Aaron Rodgers and the rest of the offense was barely mediocre. However, by the middle of the second quarter it was pretty obvious that the Packers were going to win the game barring something really stupid. Basically, all the offense had to do was not screw up and Rodgers made sure that they didn’t do that. Plus, the offense did score on its first two possessions of the second half, which should go a long way towards forgetting the stagnation of the second quarter.
Besides getting the running game going a little, the other obvious positive takeaway from this game was the Packers’ pass rush. The Vikings had been pretty good at protecting their quarterback until this game. The Packers sacked Ponder six times and hurried and hit him many more. And most of the pressure did NOT come from Clay Matthews. The Packers have literally a multitude of guys that can get to the quarterback.
Here are some other quick points that I want to highlight from this game.
The established opinion among Packers fans is that Morgan Burnett was not worth the money that he was signed for. Well, he was on Thursday. That was Burnett’s best game in a long time and with Ha Ha Clinton-Dix, a physical presence next to him, Burnett could be turning into the player that the Packers have been hoping for.
Casey Hayward took back his spot in the nickel slot and he had his best game of the season. When you combine these corners, these safeties and the pass rush, you have a very strong pass defense. The Packers finished week 5 at No. 6 in the NFL in passing yards allowed and they rank second in lowest passer rating against. I believe the Packers will remain vulnerable against the run, but the pass defense has a chance to be something special.
Andrew Quarless also clearly has his spot back as the starting tight end and this game should only cement that. Quarless blocked well in this game and he threw key blocks in both of Lacy’s touchdown runs and the 17-yard carry by James Starks. The improvement in tight end blocking was part of the reason why the Packers finally found success on the ground.

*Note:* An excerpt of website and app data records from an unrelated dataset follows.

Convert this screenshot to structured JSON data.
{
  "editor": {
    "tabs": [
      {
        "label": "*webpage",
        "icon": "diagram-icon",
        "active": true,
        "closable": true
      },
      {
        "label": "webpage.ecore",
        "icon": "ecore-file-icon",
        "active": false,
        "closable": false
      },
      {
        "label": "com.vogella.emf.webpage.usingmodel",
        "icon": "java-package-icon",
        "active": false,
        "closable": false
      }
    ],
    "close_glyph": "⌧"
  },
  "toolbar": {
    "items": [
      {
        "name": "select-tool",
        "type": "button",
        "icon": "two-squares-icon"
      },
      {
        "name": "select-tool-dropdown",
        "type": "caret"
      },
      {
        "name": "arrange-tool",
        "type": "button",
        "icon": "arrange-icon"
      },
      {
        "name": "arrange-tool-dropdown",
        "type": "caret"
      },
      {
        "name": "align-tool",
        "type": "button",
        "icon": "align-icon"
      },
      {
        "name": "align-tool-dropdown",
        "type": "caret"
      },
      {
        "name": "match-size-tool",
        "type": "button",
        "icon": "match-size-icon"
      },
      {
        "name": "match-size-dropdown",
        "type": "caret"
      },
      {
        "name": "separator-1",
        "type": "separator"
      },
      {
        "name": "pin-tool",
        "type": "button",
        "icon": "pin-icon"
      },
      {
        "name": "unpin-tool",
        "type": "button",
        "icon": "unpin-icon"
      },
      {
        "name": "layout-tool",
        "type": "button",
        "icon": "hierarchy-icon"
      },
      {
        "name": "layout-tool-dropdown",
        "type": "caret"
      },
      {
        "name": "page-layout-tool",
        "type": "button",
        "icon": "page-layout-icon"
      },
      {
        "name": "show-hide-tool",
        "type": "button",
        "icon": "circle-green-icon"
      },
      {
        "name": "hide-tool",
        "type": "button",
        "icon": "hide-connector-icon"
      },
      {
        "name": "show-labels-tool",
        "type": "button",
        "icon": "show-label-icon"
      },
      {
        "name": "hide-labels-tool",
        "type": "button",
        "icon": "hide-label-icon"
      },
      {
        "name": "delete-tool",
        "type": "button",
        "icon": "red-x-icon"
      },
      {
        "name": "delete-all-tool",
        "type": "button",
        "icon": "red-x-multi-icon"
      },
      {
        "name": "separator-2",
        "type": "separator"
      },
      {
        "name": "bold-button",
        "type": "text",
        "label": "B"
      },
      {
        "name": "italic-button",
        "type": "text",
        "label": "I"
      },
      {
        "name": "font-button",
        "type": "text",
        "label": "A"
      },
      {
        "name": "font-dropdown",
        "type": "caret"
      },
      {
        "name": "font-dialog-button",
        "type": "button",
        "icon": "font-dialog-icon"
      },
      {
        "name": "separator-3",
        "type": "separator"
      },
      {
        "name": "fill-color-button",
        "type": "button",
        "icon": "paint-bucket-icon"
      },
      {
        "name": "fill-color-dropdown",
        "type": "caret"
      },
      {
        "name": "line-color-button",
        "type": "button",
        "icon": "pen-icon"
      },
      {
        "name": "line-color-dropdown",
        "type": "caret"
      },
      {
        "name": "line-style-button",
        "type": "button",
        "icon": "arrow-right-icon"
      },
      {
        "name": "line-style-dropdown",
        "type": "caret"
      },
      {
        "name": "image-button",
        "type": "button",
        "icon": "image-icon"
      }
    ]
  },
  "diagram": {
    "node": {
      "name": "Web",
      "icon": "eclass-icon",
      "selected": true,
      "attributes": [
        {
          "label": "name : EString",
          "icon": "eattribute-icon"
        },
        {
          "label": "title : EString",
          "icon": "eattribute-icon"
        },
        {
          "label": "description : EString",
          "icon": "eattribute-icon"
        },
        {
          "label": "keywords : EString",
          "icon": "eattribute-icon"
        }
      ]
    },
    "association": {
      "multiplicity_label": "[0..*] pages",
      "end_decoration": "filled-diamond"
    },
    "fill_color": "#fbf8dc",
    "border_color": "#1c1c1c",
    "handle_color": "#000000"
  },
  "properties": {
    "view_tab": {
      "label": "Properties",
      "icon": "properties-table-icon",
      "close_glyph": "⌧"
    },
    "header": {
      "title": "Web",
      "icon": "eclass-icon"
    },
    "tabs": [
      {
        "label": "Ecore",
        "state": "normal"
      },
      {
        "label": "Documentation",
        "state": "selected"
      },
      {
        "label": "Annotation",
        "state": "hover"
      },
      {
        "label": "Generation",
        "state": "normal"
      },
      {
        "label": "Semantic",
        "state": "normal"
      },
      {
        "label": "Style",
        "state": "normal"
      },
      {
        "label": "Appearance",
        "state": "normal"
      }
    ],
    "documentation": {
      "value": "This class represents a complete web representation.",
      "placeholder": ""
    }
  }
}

Nick Perry had two sacks and only missed out on a third because Ponder dumped the ball to his running back as Perry was taking him to the ground late in the game. Amazingly, the Vikings actually chose to double team Perry several times in the game. It sure would be nice if this guy could stay healthy. Just when Mike Neal looked like a blossoming defensive end, he has tapered off and Perry has stepped forward. That’s fine. These guys can take turns just as long as someone is getting to the quarterback.
Corey Linsley is the Packers’ center as long as he stays healthy. He faced off with Linval Joseph in this one and could you tell that Joseph was even playing? On a 9-yard run over the right side by Lacy in the third quarter, Linsley drove Joseph 7 yards downfield and then buried him. Truth.
One week after I praised him, David Bakhtiari was one of the few Packers to have an off game. He was easily the Packers worst run blocker and had a hard time handling both Everson Griffen and Sharrif Floyd, both of whom got sacks against him. True, both sacks came when Rodgers was scrambling away from other pressure, but still, probably a C- performance from Bakhtiari.
The Packers get 10 days rest and then a very interesting match up against the Dolphins. If they can get a win on the road, then they will have matched their six game record from last season. If you look at the remainder of the schedule, that would put the Packers in a very good spot.